Bus D2/D2X runs from Bath bus station on Dorchester Street and stops in the Market Place in Frome. It’s a convenient journey but can seem a long one. Check the timetables when you’re planning ahead: the D2X is a direct service and quicker, but skips some of the villages served by the D2.
At the time of writing, the D2X runs several times a day on the weekday (Monday-Friday) and Saturday timetables. It takes around 45-50 minutes and stops in Beckington and Frome. The D2 takes a different and route and stops in more villages, including Hinton Charterhouse, Norton St Philip and Rode. It takes a little longer; around an hour, but it is scenic, and works well if you want to fit a village into your day’s itinerary. On arriving in the outskirts of Frome, both buses take a detour around residential areas before reaching the Market Place. Note that the route of the D2 is changed on market Sundays. Bus travel is a cheap option at the time of writing thanks to the £2 bus fare cap in the UK; this is subject to change, though. Check the latest timetables: First Bus timetables.
Trains from Bath Spa station to Frome take varying lengths of time starting from around 35 minutes. Direct services currently run several times a day, on a route via Bradford-on-Avon and Trowbridge; other options require a change at Westbury. Travellers should note that Frome railway station is a walk of around 15-20 minutes from the town centre. Train timetables and tickets: GWR.
There are a number of car parks in Frome for travellers visiting with by car.

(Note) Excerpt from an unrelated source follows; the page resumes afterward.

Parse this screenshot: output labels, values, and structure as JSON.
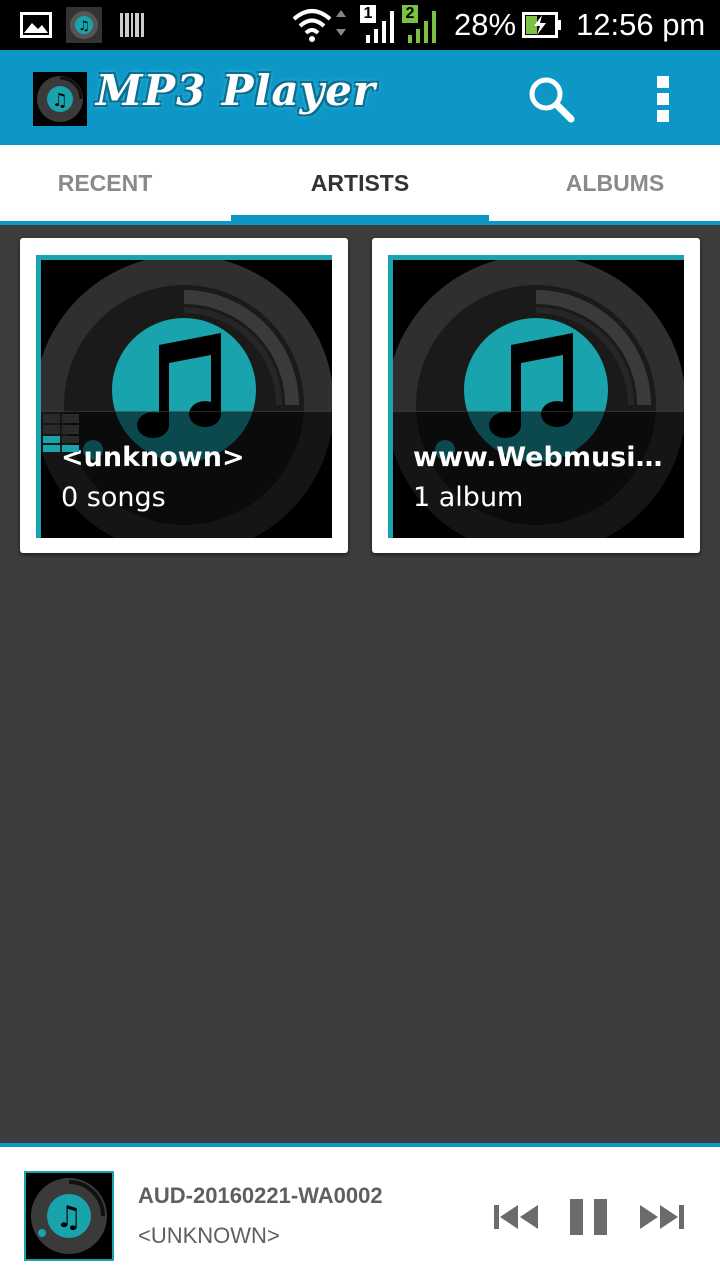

The largest is the Cattle Market car park in the heart of town on Bridge Street, by the Cheese & Grain, where there are also convenient public toilets.